FRIDAY, Jan. 15 (HealthDay News) -- Authors who perform key scientific roles in clinical trials are more likely to have financial ties to industry, particularly if the trial is industry sponsored, according to a study published online Jan. 11 in the Journal of Clinical Oncology.
Susannah L. Rose, from Harvard Medical School in Boston, and colleagues reviewed data on author roles and financial ties to industry from 235 clinical trials of drugs or biologic agents published in the Journal of Clinical Oncology from 2006 to 2007.
The researchers found that 64 percent of authors reported performing at least one key scientific role and 29 percent of authors reported at least one financial tie to industry. Financial ties to industry were significantly more common among authors who reported performing a key role in clinical trials (adjusted odds ratio, 4.3). Financial ties among key authors were even more common in trials with industry funding (adjusted odds ratio, 5.0 versus 2.5).
"Authors who perform key roles in the conception and design, analysis, and interpretation, or reporting of oncology clinical trials are more likely than authors who do not perform such roles to have financial ties to industry," Rose and colleagues conclude.
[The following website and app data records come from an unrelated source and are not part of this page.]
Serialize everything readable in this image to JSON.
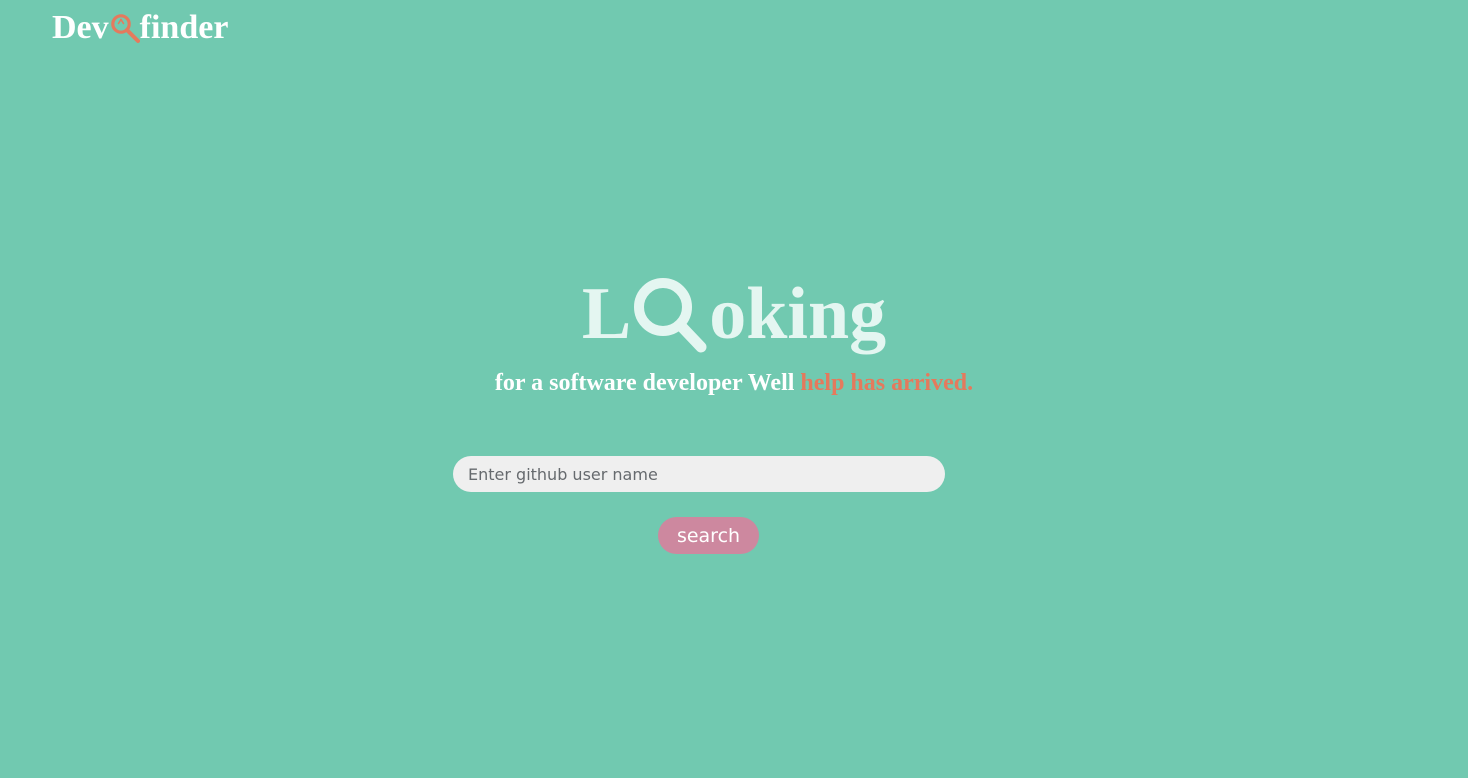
{
  "header": {
    "logo_prefix": "Dev",
    "logo_icon": "magnifier-icon",
    "logo_suffix": "finder"
  },
  "hero": {
    "title_prefix": "L",
    "title_icon": "magnifier-icon",
    "title_suffix": "oking",
    "tagline_main": "for a software developer Well ",
    "tagline_accent": "help has arrived."
  },
  "search": {
    "placeholder": "Enter github user name",
    "value": "",
    "button_label": "search"
  },
  "colors": {
    "background": "#71c9b0",
    "accent": "#e47a5d",
    "title": "#e4f6f1",
    "button": "#cd889f",
    "input_background": "#efefef"
  }
}
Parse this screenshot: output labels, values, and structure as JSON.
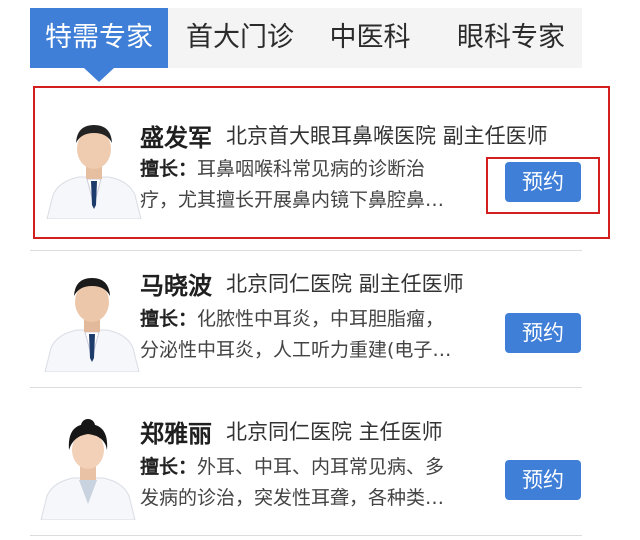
{
  "tabs": [
    {
      "label": "特需专家",
      "active": true
    },
    {
      "label": "首大门诊",
      "active": false
    },
    {
      "label": "中医科",
      "active": false
    },
    {
      "label": "眼科专家",
      "active": false
    }
  ],
  "doctors": [
    {
      "name": "盛发军",
      "hospital_title": "北京首大眼耳鼻喉医院  副主任医师",
      "specialty_label": "擅长：",
      "specialty_line1": "耳鼻咽喉科常见病的诊断治",
      "specialty_line2": "疗，尤其擅长开展鼻内镜下鼻腔鼻…",
      "button": "预约",
      "highlighted": true
    },
    {
      "name": "马晓波",
      "hospital_title": "北京同仁医院  副主任医师",
      "specialty_label": "擅长：",
      "specialty_line1": "化脓性中耳炎，中耳胆脂瘤，",
      "specialty_line2": "分泌性中耳炎，人工听力重建(电子…",
      "button": "预约",
      "highlighted": false
    },
    {
      "name": "郑雅丽",
      "hospital_title": "北京同仁医院  主任医师",
      "specialty_label": "擅长：",
      "specialty_line1": "外耳、中耳、内耳常见病、多",
      "specialty_line2": "发病的诊治，突发性耳聋，各种类…",
      "button": "预约",
      "highlighted": false
    }
  ],
  "colors": {
    "accent": "#3f7fd7",
    "highlight": "#d21f1f",
    "tabbar_bg": "#f4f4f4"
  }
}
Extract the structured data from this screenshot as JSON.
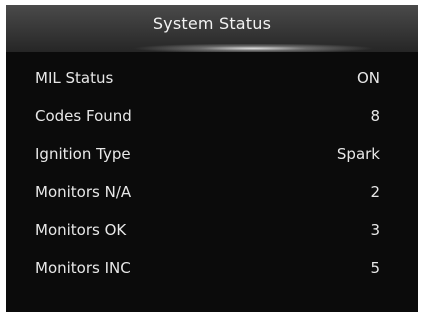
{
  "header": {
    "title": "System Status"
  },
  "status": {
    "rows": [
      {
        "label": "MIL Status",
        "value": "ON"
      },
      {
        "label": "Codes Found",
        "value": "8"
      },
      {
        "label": "Ignition Type",
        "value": "Spark"
      },
      {
        "label": "Monitors N/A",
        "value": "2"
      },
      {
        "label": "Monitors OK",
        "value": "3"
      },
      {
        "label": "Monitors INC",
        "value": "5"
      }
    ]
  }
}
One author reported receiving research funding from several pharmaceutical companies.